Are Your Text Messages Tone Deaf?

The immediacy of communication is not new to most of us. We’ve grown up with devices literally in the palms of our hands. And yet there are still people out there, walking the streets, thinking that all they need to say is a simple “Okay” or to use the thumbs-up emoji to convey what they need.

The only excuse for this one-word response nonsense is if you need some type of acknowledgement or confirmation of the information you’ve sent – and even then, a couple of extra words – “Looking forward to it!” or “Hope you’re well!” – makes you sound more like a human, rather than a robot.

So, do your texts make your friends and loved ones shake their heads in dismay? Here are the warning signs:

– You text “k”

– You write essays

– You send stream-of-consciousness messages to the group thread

– When asked multiple questions in one text, you can only manage to answer one, prompting the poor sod on the other end to ask you again

– You can go days, or even weeks without responding to anyone, but then when you do you’ve already disappeared again before anyone can respond

This wantonness can also manifest into habits such as:

– Seeing an incoming call and letting your phone ring out because you weren’t prepared to speak to someone in real-time

– Preferring the trusty electronic mail (email) because of their handy flagging options, meaning you can follow these up after you have calculated a response

– Wishing your iPhone had an ‘unread’ option for texts so that you could stop being that person who reads a text, puts their phone down because you’re in the middle of something or you answered in your head, then is forever defending yourself against the slack friend allegations you cop because you never write back

– Being scared of the myriad of communication options at your fingertips to the point where you respond with the aforementioned “K” or a thumbs-up emoji even if it’s a rhetorical text just so you can show the receiver that ‘you’re there’ without actually having to engage in back and forth banter.

Have we gone so far as to not communicate at all using traditional words? Linguistics expert, Vyv Evans, author of The Emoji Code: The Linguistics Behind Smiley Faces and Scaredy Cats, believes that a simple emoji plays an essential role in conveying expression and emotion, and even has the potential to save relationships by preventing misunderstanding in communication.

In 2015 the Oxford Dictionary Word of the Year wasn’t even a word, but instead of these little pictographs – the “Face with Tears of Joy”.

“Fine. See you later on”, or “Fine, see you later on😀” can certainly mean two different things. One could argue that a simple exclamation point rounding off the latter example may also suffice in lieu of the smiley face, but then does that suggest your excitement, or does the exclamation point actually represent anger?

You can see why most of us opt for the humble emoji: it’s a safer bet.

Here are some helpful suggestions if you’ve just realised, or have known all along, that you’re a Tone Deaf Text Messager:

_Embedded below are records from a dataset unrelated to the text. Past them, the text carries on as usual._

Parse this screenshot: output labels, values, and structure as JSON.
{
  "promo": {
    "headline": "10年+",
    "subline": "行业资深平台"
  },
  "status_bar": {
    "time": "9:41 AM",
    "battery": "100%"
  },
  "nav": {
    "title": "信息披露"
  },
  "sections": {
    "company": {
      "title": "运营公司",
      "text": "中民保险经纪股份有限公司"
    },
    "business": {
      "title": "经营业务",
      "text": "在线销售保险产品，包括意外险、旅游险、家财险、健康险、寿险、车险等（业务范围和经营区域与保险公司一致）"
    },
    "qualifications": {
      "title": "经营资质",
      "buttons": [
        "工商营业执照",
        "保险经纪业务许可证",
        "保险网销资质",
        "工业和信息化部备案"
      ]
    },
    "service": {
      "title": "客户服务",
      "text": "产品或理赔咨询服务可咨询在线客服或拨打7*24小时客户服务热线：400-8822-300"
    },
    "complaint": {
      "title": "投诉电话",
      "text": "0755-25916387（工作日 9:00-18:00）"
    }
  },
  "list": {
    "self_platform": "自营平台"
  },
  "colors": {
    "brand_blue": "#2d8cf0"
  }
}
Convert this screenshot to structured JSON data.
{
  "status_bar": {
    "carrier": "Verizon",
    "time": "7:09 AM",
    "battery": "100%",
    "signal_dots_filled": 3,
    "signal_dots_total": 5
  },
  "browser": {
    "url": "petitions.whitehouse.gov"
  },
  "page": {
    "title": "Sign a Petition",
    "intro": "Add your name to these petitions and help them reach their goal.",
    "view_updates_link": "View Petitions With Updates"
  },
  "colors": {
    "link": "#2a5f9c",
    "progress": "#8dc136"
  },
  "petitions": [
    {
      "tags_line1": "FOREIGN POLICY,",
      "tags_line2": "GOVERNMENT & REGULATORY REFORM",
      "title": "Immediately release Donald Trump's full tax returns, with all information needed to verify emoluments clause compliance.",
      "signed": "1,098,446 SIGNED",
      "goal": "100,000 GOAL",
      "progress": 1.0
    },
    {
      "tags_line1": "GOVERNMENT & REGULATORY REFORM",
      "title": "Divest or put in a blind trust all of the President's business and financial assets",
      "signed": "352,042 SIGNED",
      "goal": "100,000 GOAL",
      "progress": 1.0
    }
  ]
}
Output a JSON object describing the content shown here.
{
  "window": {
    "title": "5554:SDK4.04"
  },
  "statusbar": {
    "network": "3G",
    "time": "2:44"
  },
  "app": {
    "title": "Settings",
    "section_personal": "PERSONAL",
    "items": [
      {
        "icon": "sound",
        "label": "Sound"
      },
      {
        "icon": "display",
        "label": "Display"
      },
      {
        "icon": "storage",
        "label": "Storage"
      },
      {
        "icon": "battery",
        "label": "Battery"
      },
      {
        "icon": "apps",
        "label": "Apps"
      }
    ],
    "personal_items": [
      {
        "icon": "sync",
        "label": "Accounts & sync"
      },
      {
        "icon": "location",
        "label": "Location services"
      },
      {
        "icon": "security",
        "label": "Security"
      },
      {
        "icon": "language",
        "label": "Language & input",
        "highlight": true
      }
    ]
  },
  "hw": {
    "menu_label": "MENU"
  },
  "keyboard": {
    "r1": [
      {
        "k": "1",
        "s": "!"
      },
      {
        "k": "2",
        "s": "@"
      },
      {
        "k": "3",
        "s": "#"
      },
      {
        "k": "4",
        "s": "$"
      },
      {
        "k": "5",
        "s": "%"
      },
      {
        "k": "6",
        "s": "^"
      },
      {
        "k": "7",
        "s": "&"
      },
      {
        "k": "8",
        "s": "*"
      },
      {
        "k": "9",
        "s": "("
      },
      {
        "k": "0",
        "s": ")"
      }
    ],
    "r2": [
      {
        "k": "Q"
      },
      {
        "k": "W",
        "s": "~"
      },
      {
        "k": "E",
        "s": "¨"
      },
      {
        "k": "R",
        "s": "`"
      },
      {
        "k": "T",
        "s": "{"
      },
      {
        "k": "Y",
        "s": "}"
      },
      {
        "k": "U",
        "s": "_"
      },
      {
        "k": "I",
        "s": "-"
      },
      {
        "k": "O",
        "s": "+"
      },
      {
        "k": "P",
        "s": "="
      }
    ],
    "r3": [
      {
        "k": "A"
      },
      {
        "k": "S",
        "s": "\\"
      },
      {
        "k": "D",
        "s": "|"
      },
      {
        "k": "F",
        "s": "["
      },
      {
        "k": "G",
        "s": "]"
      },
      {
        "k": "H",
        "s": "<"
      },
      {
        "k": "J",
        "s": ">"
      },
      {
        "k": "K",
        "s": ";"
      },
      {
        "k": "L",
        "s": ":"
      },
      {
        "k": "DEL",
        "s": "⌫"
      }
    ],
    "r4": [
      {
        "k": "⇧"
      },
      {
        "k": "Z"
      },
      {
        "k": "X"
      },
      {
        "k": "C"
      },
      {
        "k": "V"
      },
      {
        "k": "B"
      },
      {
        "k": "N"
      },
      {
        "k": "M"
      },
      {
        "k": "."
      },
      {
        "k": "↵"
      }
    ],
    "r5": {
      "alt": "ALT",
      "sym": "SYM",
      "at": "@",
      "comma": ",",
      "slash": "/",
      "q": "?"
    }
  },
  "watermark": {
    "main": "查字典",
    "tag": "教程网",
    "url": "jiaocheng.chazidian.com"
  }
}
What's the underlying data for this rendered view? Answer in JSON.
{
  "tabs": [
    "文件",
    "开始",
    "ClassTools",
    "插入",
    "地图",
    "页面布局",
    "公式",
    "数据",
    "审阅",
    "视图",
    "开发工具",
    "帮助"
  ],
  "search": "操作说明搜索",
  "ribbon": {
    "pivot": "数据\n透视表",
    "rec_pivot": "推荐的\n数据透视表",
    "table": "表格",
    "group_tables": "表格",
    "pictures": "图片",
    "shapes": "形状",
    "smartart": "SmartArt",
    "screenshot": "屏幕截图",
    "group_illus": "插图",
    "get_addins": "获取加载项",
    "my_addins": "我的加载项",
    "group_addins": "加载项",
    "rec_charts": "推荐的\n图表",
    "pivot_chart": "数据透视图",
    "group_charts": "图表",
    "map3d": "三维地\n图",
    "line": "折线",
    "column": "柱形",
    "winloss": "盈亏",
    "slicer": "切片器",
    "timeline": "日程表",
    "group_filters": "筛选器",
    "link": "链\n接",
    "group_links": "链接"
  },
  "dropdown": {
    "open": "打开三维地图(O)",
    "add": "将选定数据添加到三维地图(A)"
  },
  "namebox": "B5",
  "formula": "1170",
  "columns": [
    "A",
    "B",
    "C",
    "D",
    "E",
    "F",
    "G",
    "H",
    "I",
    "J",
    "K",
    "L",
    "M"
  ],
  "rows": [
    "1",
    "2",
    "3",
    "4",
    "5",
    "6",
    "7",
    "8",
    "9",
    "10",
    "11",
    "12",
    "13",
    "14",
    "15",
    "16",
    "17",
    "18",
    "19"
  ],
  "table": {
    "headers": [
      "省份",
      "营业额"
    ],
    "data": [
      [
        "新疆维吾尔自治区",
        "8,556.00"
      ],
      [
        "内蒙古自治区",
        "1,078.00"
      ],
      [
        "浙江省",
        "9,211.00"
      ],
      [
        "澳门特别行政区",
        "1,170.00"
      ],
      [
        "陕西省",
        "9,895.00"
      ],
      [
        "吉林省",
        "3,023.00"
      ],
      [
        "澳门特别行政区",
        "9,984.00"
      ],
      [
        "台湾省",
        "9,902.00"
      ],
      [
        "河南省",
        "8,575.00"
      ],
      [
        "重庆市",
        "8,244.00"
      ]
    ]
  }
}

– If your pals or family insist on constant dialogue, stick to the one platform. Who needs Messenger, email, texting and group chats all at once anyway?
– Whilst multiple notifications can be intimidating, having group threads isn’t always a bad thing. You can often disseminate bulk information to multiple people, and can always turn off those pesky notifications when you’ve had enough
– There’s nothing wrong with an emoji, given the right opportunity! You don’t need to write an essay in response to the ever irritating “What do you feel like for dinner?” when the taco emoji can do the talking for you
– Get in first before there is the opportunity for a “K”. If you haven’t completely clocked out from communicating, jump in before waiting to be asked
– There’s also always just owning it. After all, look at all the options on offer if the situation were ever to be dire.

You may even need to have one of those face-to-face conversations.

Emily is an arts administrator with a background in writing and music. By day, she works at the ANU School of Music, and by night she moonlights as a contributing writer, the Communications Coordinator and Secretary for MusicACT, and dabbles in freelance marketing, social media and communications for the arts.